In the use of the paint roller, the latter is mounted on a handle 46, as shown in FIG. 4. For purposes of accommodating the roller within the housing or enclosure 16 to apply the cleaning fluid, when the handle 46 is connected to the roller, so that the roller does not have to be removed from the handle prior to cleaning, the arrangement of FIG. 5 is provided. In this construction, a slot 48 is applied to the end cap 30, which then permits the handle 46 to be assembled to the roller 10, when the latter is inserted into the enclosure or housing 16. To seal the slot 48 so that fluid cannot leak out of the slot opening when the roller is being cleaned, the closure element 50 is pivoted on the end wall containing the cap 30. After the cap 30 is screwed into place with the handle 46 projecting on the outside of the enclosure 16, the closure element 50 may be allowed to rotate abouts its pivot and drop down so as to cover the slot 48.

Without further analysis, the foregoing will so fully reveal the gist of the present invention that others can, by applying current knowledge, readily adapt it for various applications without omitting features that, from the standpoint of prior art, fairly constitute essential characteristics of the generic or specific aspects of this invention, and therefore, such adaptations should and are intended to be comprehended within the meaning and range of equivalence of the following claims.

Patent Citations
Cited PatentFiling datePublication dateApplicantTitle
US2938368 *Mar 20, 1959May 31, 1960Clayton C BixelPaint roller cleaner
US3472251 *Oct 10, 1966Oct 14, 1969Parker Bruce H JunCentrifugal water-action roller cleaner
US3755840 *Feb 22, 1972Sep 4, 1973Barger WCleaning, spindrying and fluffing paint roller device
US3873364 *Jun 7, 1973Mar 25, 1975Joseph L SmithPaint roller sleeve washer
US3897797 *Nov 26, 1973Aug 5, 1975Optiwatch EnterprisesApplicator roller cleaner having adjustable spray header
DE2407578A1 *Feb 16, 1974Sep 5, 1974Claude Rene Francois DetrazVorrichtung zum reinigen und trocknen von farbauftragswalzen fuer maler
Referenced by
Citing PatentFiling datePublication dateApplicantTitle
US4130124 *Oct 13, 1977Dec 19, 1978Sherwin Raymond HPaint roller cleaner
US4155230 *Feb 22, 1978May 22, 1979Lacher Morgan D JrPaint roller cleaner
US4377175 *Aug 18, 1980Mar 22, 1983Fritz Stewart JApparatus for cleaning roller applicators
US4521255 *Jul 25, 1983Jun 4, 1985Raymor Willard EMethod for washing a fibrous mat
US4672987 *May 20, 1985Jun 16, 1987Brandt Lloyd WDevice for cleaning paint rollers
US4708152 *Aug 26, 1986Nov 24, 1987Hibberd Carl GPaint roller cleaner apparatus

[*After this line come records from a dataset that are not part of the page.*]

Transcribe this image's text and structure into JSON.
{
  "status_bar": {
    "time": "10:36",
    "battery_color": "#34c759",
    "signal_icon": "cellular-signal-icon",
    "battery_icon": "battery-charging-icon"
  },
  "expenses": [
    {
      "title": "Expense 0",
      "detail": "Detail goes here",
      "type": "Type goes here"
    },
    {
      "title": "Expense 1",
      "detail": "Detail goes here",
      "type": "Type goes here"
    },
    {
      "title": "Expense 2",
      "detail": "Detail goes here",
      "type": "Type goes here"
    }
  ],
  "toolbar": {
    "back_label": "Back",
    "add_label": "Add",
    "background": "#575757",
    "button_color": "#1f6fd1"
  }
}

US4733679 *Nov 20, 1986Mar 29, 1988Dolcater John SPaint roller cover cleaner
US5050626 *Jun 27, 1990Sep 24, 1991Brockage John WApparatus for cleaning paint rollers

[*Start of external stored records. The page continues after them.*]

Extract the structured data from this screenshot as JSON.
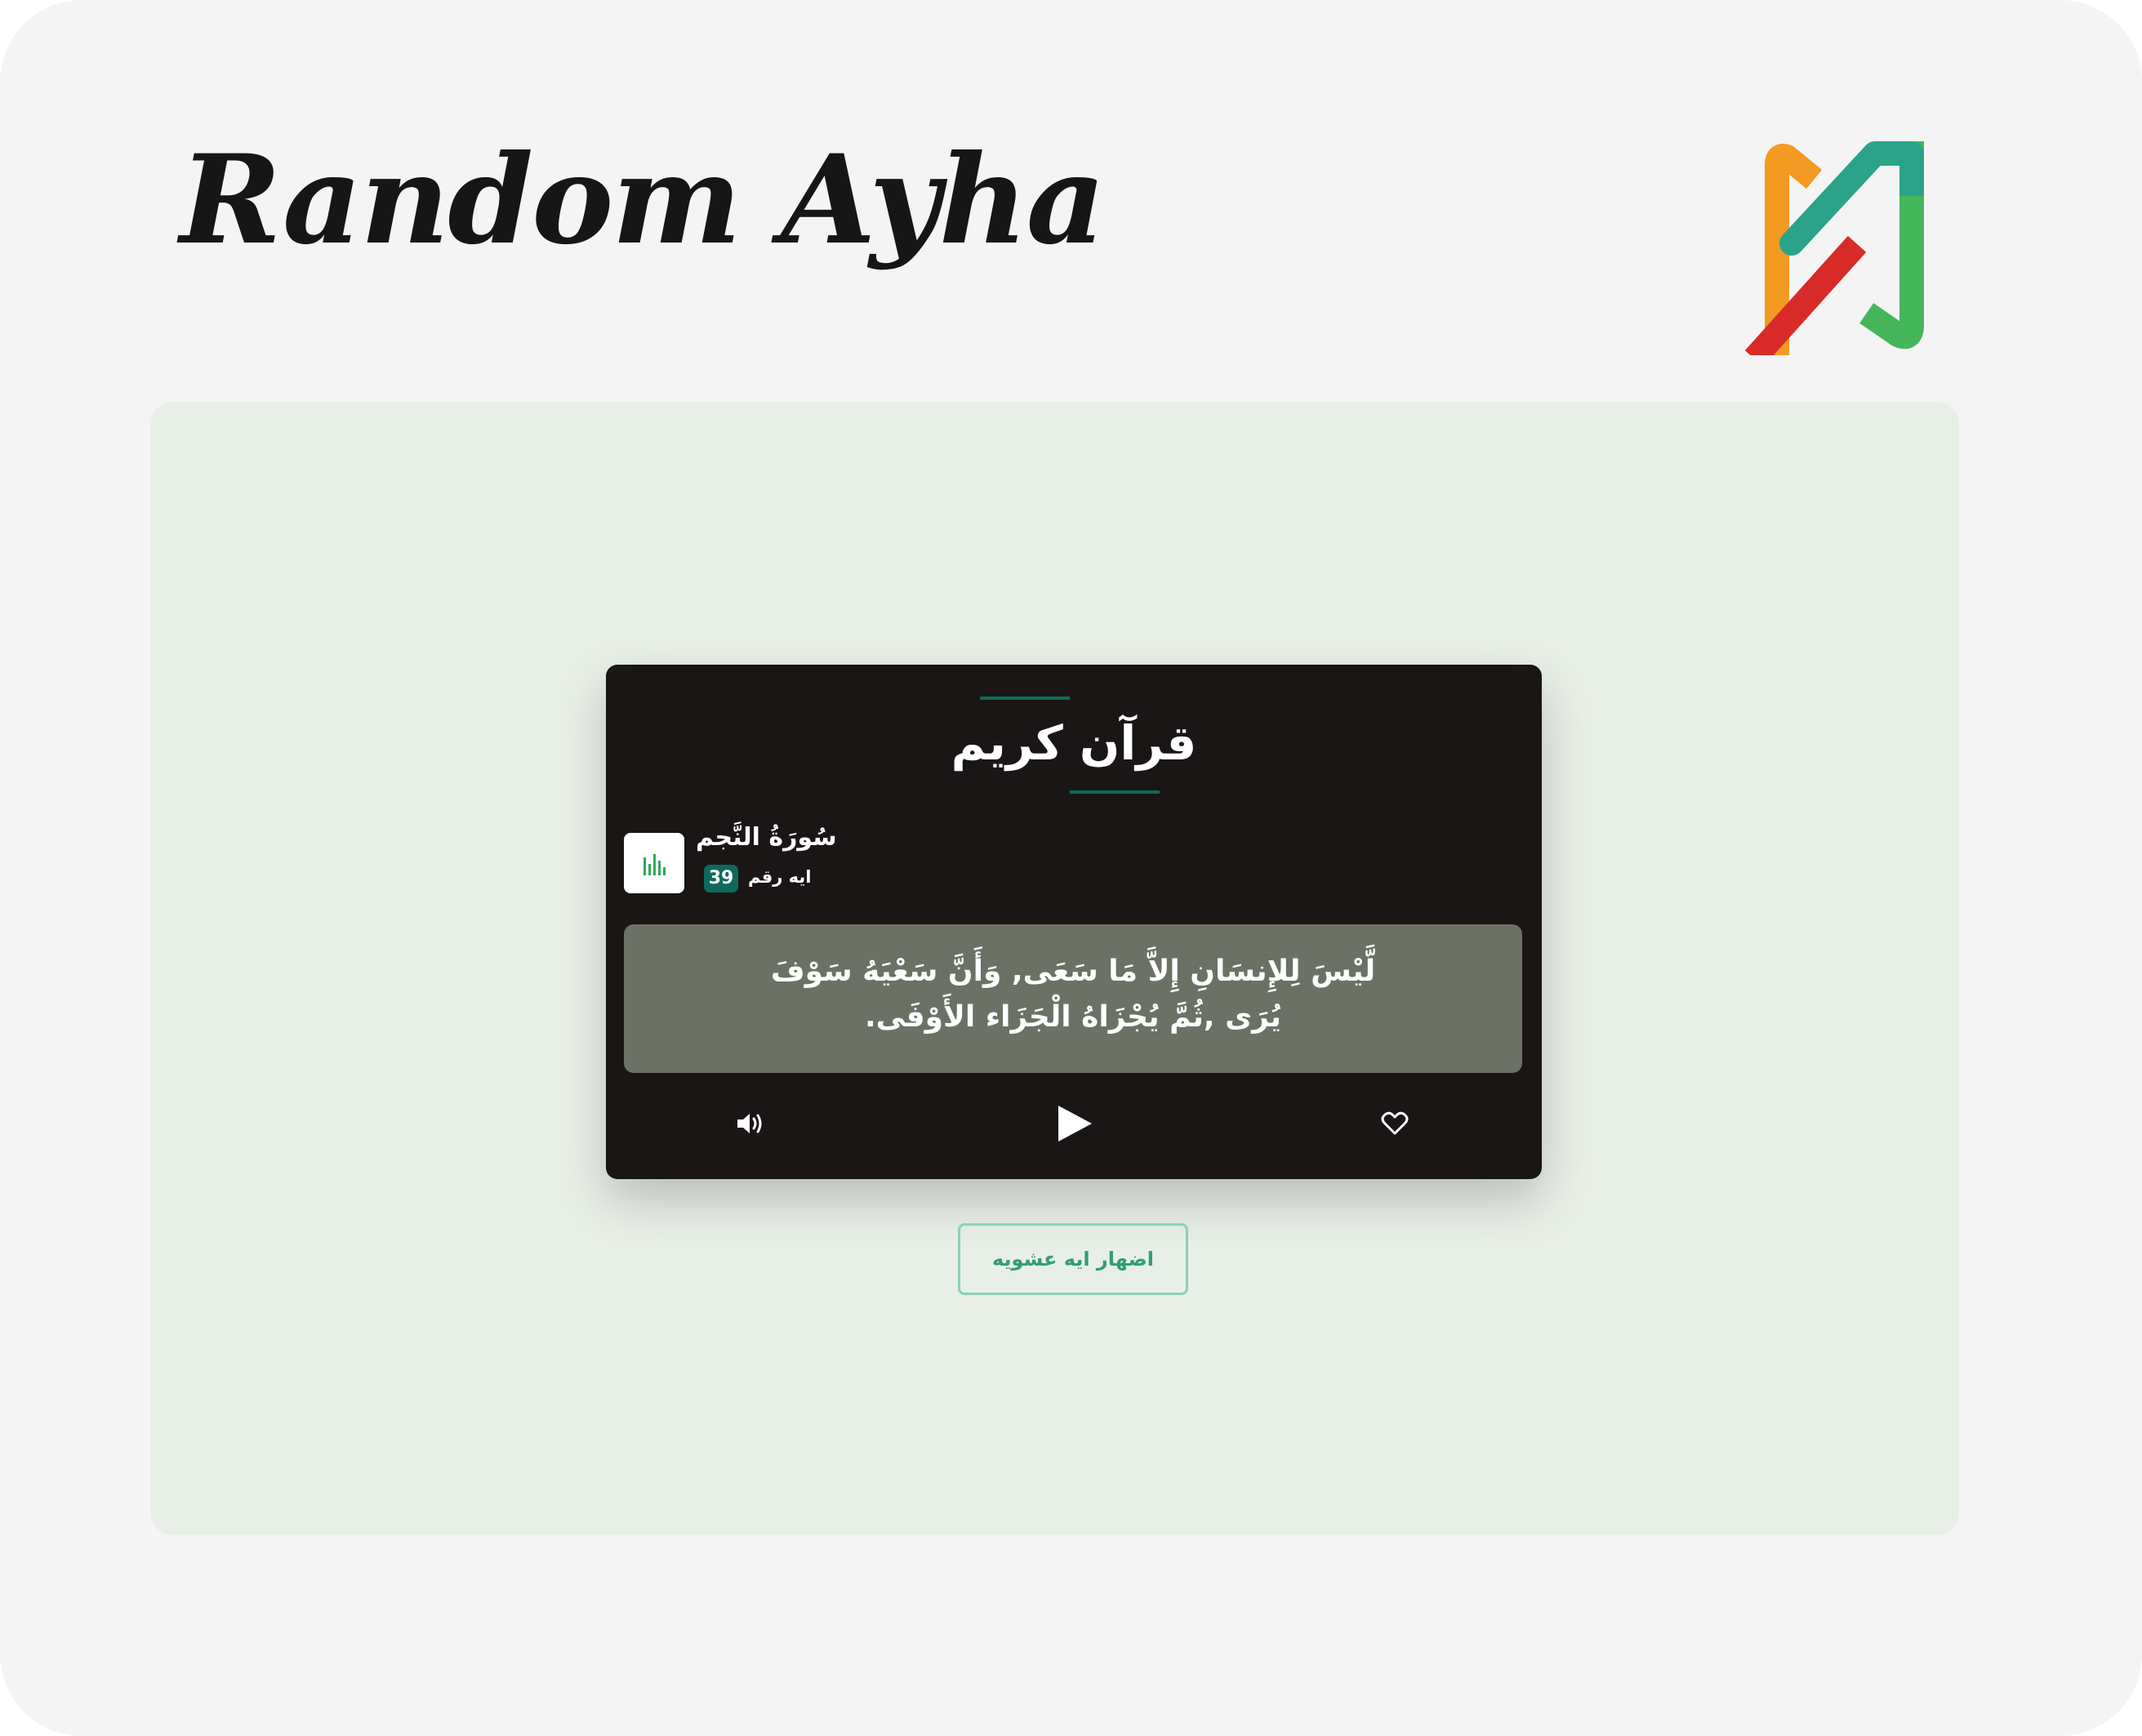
{
  "header": {
    "title": "Random Ayha",
    "logo_icon": "m-logo-icon"
  },
  "card": {
    "title": "قرآن كريم",
    "surah_icon": "bar-chart-icon",
    "surah_name": "سُورَةُ النَّجم",
    "ayah_label": "ايه رقم",
    "ayah_number": "39",
    "verse": "لَّيْسَ لِلإِنسَانِ إِلاَّ مَا سَعَى, وَأَنَّ سَعْيَهُ سَوْفَ يُرَى ,ثُمَّ يُجْزَاهُ الْجَزَاء الأَوْفَى.",
    "controls": {
      "volume_icon": "volume-icon",
      "play_icon": "play-icon",
      "like_icon": "heart-icon"
    }
  },
  "actions": {
    "random_label": "اضهار ايه عشويه"
  },
  "colors": {
    "frame_bg": "#f4f4f4",
    "panel_bg": "#e8efe7",
    "card_bg": "#1a1615",
    "accent": "#0e6a5c",
    "verse_bg": "#6b7165",
    "button_text": "#2e9e78",
    "button_border": "#8bd0b8",
    "logo_orange": "#f39a23",
    "logo_teal": "#2aa38a",
    "logo_red": "#d92a2a",
    "logo_green": "#45b65a"
  }
}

US6125497 *Mar 19, 1999Oct 3, 2000Galbreath; John AlexanderPaint roller cleaning tool
US6280531Sep 27, 2000Aug 28, 2001John Alexander GalbreathMethod for cleaning a paint roller

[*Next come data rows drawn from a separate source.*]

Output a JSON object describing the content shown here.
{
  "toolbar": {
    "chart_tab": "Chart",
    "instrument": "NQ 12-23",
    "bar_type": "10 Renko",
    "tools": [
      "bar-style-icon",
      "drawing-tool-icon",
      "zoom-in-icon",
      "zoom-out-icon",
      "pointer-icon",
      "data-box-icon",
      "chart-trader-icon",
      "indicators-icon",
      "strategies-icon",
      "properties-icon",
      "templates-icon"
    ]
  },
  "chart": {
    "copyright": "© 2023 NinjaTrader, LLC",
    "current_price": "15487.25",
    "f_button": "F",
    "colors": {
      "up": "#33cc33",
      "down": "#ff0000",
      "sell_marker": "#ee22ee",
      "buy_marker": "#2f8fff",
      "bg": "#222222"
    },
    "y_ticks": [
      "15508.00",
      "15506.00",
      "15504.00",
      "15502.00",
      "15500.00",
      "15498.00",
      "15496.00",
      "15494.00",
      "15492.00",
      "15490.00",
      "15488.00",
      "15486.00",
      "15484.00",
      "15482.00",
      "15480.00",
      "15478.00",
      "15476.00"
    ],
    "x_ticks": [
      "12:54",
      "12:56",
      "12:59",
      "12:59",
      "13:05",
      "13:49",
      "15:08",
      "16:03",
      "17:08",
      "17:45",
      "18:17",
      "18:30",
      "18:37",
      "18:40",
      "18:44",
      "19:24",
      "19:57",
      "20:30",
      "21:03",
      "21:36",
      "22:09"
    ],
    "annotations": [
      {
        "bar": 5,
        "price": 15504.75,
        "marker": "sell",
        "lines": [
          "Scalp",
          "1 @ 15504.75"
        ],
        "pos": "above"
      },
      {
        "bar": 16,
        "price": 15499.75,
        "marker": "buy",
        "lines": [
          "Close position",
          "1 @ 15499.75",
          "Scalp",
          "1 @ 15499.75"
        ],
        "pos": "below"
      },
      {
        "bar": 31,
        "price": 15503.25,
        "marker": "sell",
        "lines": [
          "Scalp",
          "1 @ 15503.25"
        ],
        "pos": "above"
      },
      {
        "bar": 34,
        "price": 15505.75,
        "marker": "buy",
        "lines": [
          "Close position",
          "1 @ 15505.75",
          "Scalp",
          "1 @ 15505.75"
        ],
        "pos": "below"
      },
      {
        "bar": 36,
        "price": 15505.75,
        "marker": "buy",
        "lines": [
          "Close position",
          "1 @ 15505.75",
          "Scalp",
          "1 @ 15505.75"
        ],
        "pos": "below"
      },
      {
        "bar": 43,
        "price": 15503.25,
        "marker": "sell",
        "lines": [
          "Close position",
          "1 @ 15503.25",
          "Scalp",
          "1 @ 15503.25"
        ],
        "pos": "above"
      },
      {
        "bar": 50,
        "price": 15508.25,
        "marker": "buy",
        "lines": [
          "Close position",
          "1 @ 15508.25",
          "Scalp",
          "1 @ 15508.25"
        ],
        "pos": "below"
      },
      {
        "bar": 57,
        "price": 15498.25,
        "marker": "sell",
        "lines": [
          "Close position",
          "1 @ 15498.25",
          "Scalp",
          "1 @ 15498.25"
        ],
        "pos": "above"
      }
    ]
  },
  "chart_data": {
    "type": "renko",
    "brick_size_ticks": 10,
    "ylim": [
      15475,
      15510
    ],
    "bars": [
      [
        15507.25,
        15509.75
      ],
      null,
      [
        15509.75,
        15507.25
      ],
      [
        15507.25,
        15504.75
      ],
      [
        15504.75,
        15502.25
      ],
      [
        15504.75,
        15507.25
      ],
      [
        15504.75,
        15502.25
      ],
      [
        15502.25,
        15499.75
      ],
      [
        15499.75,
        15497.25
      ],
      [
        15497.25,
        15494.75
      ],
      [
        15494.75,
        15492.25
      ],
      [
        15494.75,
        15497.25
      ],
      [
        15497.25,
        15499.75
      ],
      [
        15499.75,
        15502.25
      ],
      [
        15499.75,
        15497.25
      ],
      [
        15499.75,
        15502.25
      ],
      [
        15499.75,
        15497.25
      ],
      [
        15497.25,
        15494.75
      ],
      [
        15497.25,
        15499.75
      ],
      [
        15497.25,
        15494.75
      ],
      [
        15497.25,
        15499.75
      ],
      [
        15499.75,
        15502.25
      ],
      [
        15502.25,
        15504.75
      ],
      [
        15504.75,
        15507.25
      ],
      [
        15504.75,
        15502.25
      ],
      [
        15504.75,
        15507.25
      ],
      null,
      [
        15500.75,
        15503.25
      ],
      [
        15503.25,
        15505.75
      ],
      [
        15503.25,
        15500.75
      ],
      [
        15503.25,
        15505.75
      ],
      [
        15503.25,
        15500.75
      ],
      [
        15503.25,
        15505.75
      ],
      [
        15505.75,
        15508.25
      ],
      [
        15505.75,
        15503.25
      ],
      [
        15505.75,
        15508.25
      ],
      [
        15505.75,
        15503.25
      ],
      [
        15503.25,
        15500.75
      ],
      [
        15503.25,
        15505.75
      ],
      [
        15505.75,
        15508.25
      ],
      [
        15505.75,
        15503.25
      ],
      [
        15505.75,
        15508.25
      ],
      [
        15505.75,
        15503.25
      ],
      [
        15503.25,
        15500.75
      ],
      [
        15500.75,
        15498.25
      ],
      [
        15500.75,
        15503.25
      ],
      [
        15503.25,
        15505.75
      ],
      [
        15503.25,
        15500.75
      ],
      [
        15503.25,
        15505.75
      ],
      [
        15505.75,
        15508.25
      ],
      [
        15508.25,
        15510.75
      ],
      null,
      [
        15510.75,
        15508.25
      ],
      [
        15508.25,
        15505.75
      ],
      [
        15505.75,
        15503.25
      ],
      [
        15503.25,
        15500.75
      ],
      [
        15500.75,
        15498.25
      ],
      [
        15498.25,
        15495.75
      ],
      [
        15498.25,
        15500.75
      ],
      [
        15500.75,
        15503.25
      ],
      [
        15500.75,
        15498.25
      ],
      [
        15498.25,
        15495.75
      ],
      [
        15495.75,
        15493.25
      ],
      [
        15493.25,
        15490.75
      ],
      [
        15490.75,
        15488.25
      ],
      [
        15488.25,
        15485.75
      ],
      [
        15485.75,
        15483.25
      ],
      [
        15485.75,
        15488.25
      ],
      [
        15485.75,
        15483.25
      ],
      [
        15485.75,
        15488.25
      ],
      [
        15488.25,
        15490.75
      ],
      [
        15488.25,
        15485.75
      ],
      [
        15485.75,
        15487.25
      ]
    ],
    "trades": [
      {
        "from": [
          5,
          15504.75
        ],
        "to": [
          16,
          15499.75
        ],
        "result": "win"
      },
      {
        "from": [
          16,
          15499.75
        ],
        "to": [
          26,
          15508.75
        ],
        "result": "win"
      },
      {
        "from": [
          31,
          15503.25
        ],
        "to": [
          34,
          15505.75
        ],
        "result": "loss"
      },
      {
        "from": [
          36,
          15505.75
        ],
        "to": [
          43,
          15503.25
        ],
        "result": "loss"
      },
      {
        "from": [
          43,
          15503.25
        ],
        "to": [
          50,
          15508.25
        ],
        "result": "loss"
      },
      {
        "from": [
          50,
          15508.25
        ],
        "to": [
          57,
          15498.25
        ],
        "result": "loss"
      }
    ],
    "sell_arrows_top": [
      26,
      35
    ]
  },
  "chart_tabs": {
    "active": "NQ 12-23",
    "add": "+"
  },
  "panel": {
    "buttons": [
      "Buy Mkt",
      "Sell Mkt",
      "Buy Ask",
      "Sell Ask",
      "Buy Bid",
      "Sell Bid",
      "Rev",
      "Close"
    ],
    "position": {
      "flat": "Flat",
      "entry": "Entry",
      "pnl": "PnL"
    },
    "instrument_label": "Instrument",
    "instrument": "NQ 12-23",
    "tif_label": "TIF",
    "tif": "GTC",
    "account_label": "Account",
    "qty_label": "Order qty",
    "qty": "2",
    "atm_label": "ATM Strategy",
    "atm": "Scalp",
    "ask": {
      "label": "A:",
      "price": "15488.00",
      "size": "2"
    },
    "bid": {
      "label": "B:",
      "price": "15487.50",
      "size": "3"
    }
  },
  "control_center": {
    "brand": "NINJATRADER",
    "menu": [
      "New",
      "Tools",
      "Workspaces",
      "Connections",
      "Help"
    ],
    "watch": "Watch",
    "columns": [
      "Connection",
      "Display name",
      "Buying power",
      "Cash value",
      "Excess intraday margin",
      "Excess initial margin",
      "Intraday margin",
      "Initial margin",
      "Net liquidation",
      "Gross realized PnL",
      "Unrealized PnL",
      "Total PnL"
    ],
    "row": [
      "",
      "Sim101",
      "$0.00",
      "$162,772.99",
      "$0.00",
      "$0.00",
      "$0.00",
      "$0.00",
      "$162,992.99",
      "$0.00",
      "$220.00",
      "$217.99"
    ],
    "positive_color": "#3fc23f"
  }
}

US7866329Nov 2, 2007Jan 11, 2011Bates Jonathan LApparatus for cleaning paint rollers
US7900642 *Oct 10, 2006Mar 8, 2011Rapcorp LimitedWashing apparatus
US8439054 *Apr 23, 2010May 14, 2013Michael RhinesPainting implement cleaning and support apparatus
US20110258805 *Apr 23, 2010Oct 27, 2011Michael RhinesPainting implement cleaning and support apparatus
WO1996033076A1 *Apr 17, 1996Oct 24, 1996Arthur Albert GouldPaint roller cleaning apparatus
U.S. Classification134/138, 134/900, 134/149
International ClassificationB44D3/00
Cooperative ClassificationB44D3/006, Y10S134/90
European ClassificationB44D3/00D